Does your website have a card layout in it? If so, you’re in good company. Card components are a really popular way of showing a selection of articles or products. At Intopia we like them because it makes the link’s hit target larger for people with low dexterity or using eye-movement tools. Plus, people using touch-screen devices can click the links more easily too.
Unfortunately, the HTML for the cards can get complex quickly if there’s a lot of information that needs to be in each card. Screen reader users can end up hearing really long link announcements. Also, if they have more than one link in their content, then keyboard users can have trouble reaching all of them.
For a while now when we’ve had clients with inaccessible card layouts, we’ve been recommending they follow Heydon Pickering’s excellent tutorial for making clickable cards. We tell them they can keep their good-looking card layout using the pseudo-content trick. Like Pickering, we thought it was unlikely that people would want to select the text inside the card since they could click it to go to the entire page or article with all the content available.
But it turns out that two potential user groups do rely on selectable text. In some recent usability testing, Andrew Arch had two users who tried to select text on a card component. The first has dyslexia, the second has low vision. Both of them find it tiring to read paragraphs of text, especially when they’re looking for detailed information about a topic. It’s a shame to find the content you want but be too tired to read it because it took so much effort to reach it. Instead, they used Speak on the iPhone and SpeakIt in ZoomText respectively to read sections of text for them.
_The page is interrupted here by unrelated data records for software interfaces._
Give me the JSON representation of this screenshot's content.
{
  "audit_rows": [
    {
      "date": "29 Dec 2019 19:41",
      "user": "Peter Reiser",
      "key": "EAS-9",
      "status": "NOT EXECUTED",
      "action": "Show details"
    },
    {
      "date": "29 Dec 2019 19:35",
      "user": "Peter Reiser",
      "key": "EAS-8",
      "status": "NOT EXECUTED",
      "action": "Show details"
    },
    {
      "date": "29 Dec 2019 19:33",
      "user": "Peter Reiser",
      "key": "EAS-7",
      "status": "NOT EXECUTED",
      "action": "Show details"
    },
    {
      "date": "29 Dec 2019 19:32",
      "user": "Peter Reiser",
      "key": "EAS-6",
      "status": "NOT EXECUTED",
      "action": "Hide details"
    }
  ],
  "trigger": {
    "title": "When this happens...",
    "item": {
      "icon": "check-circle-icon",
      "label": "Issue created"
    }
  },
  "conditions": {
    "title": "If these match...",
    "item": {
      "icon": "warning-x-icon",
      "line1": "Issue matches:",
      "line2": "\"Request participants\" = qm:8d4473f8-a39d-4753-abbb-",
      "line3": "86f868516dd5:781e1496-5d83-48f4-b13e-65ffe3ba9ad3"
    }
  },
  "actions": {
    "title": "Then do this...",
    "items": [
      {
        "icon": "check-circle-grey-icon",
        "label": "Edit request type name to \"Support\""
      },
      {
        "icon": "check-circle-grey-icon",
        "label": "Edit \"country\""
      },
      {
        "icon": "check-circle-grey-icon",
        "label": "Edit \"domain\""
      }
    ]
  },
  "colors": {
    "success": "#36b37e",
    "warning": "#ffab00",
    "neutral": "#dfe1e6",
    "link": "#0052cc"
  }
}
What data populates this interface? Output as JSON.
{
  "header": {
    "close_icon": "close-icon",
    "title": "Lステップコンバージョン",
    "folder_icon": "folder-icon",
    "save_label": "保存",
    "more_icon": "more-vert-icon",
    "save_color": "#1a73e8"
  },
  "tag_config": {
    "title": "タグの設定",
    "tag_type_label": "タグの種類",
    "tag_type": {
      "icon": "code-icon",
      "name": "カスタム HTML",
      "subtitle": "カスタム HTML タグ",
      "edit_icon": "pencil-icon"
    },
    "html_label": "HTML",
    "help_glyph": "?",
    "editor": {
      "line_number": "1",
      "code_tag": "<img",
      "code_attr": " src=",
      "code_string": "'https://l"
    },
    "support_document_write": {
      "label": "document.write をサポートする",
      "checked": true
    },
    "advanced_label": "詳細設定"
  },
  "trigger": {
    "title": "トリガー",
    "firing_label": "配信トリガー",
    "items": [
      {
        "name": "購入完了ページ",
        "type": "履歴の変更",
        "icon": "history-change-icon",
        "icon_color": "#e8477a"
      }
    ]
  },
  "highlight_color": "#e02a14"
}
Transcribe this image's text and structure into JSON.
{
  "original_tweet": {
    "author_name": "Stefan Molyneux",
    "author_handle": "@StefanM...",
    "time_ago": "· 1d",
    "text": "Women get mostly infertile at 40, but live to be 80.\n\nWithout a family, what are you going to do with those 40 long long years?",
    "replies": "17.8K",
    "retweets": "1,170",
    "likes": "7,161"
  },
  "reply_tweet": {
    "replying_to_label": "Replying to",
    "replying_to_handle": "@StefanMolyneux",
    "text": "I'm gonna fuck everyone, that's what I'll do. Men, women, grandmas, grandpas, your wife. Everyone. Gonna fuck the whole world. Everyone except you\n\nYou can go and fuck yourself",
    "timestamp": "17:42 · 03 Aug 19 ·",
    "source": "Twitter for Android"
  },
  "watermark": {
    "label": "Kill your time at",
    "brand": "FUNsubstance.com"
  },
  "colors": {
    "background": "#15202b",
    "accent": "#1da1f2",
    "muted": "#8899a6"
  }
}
And (you guessed it!) for that to work they must be able to select the text they want to be read aloud.
“It just reinforces the intersectionality of disability and that we shouldn’t put people into disability boxes, for example ‘people with low vision just need to increase the text size’” – Andrew
My heart sank as I watched Andrew’s video of the people trying to select the text in the cards. They were frustrated and disappointed, and I can’t blame them – who would have guessed you could be blocked from selecting a bit of text! I went back to Pickering’s article to see what fixes might be needed. Luckily, he’d already solved our problem! Right after the pseudo-content trick he gives another fix he calls the “redundant click” method. We were just so happy with the first option that we hadn’t looked at the second one in detail. I’ve now made a demo on CodePen based on the one on his site, and it’s now the method we recommend to everybody.
“It also reinforced the need for all designers, developers and accessibility auditors to be involved in usability sessions to understand the real world of people with disability using digital products and the different ways they access information and interact with the web and apps” – Andrew
We still think the pseudo-content method is useful for cards which have large images and a small amount of text – just a few words. But for cards which have text introducing the topic of the link, the redundant click method is much better for people with dyslexia or low vision. If you’ve got a card layout, check out both methods at Pickering’s site to find which one will be best for you.
Andrew Arch also contributed to this article.